Because of its coverage of a wide range of topics, jQuery Cookbook can be used not only as a learning aid, but in some respects also as a reference — and in this regard the book's index will be quite useful. In light of the considerable length of the manuscript, reading it from stem to stern would involve an investment of time — especially if one were to work through all of the examples and try them out in one's own development environment — quite easily, in fact, since all of it can be downloaded from the publisher's site. Most of it, however, is organized as plain text files, and not HTML files; and no reason is provided for this annoying choice.
There is another aspect related to not only this book but all other computer programming books for which individual chapters are written by different authors: jQuery Cookbook does not seem to be a single book, but instead a collection of books that were bundled together because of a common thread, namely, jQuery. This leads to some of the problems mentioned earlier, such as discrepancies in coding techniques and formatting — from which the beginning reader is supposedly learning best practices.
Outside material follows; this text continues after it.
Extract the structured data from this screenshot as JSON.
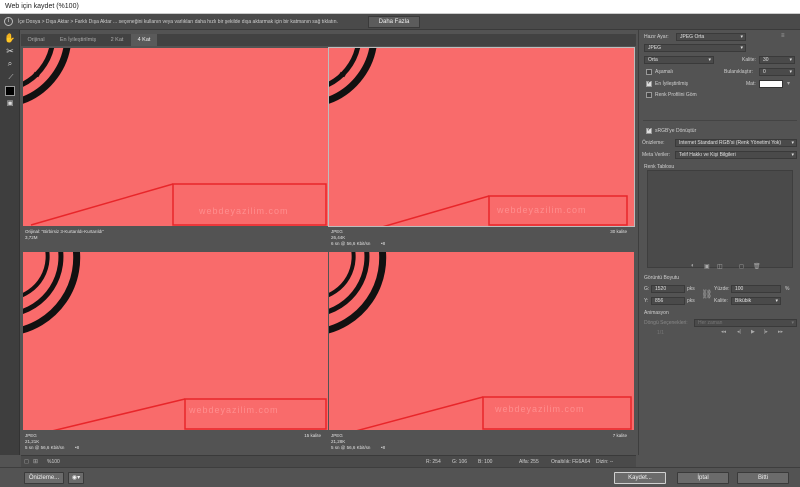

On the other hand, the multi-author approach makes it possible for each major subject area to be handled by one or more writers who are expert in that particular area — which in turn results in a better product overall, even if one or two of the chapters are noticeably weaker than the others.
The book contains a number of copyediting flaws not listed on the aforementioned errata page: "elevated" should instead read "alleviated" (page 12); "or [its] alias" (13); "could change" should read "could be changed" (26); "jQuery('a')removeAttr('title')" is missing a "." (30); "'blue')" is missing a terminating ";" (50); "season in" should read "season" (56); "was contained" should read "is contained" (144); "position: absolute" in the narrative should not be broken between two lines (156); "great[er] than" (157); "equal[-]sized panels" (160); "only running" should read "only runs" (165); "still support[s]" (168), "#source5txt" should read "#source4txt" (217); and at this point I stopped recording errata. Also, in countless places in most of the chapters, semicolons are used where dashes are called for, and vice versa. O'Reilly's copyeditors should have detected and fixed those errors prior to publication.
Michael J. Ross is a freelance website developer and writer."